Exercise prompt:
All lines in the data below carrying the string "controllers" are to be located and copied.
__________
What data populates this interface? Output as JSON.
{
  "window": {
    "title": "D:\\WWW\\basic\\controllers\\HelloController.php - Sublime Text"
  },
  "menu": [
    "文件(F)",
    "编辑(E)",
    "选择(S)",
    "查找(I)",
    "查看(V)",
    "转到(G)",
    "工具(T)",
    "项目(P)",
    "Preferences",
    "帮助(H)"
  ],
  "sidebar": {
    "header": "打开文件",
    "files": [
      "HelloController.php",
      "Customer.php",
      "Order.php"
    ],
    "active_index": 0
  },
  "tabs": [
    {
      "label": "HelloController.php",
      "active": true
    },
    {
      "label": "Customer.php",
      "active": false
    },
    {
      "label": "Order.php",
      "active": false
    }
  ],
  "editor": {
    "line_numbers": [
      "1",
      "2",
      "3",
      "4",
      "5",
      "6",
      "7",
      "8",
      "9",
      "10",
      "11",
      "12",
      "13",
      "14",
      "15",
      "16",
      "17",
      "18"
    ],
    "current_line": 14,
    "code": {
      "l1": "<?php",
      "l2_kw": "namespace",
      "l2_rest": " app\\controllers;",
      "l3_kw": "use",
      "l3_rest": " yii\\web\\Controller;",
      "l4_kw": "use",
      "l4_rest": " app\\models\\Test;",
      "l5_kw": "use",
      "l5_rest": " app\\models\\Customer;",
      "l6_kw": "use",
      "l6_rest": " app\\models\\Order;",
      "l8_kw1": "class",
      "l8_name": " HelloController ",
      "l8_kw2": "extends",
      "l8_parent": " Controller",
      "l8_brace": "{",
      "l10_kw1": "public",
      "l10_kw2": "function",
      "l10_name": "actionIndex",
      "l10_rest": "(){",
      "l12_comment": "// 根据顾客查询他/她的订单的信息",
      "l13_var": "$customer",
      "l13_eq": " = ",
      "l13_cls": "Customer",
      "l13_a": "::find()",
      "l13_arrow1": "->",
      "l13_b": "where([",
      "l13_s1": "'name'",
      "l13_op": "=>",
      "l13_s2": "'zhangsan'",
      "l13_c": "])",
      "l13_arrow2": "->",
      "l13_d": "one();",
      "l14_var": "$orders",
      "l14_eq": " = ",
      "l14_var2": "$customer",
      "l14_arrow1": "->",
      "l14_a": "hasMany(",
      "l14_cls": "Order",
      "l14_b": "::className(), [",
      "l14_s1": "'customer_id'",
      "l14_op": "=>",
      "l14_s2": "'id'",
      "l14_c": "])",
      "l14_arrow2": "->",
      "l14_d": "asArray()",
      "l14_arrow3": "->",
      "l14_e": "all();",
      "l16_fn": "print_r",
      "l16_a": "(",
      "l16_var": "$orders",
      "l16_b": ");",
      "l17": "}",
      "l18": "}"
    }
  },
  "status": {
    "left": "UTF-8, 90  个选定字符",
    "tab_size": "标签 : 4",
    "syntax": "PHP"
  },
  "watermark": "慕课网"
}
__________
Expected answer:
    "title": "D:\\WWW\\basic\\controllers\\HelloController.php - Sublime Text"
      "l2_rest": " app\\controllers;",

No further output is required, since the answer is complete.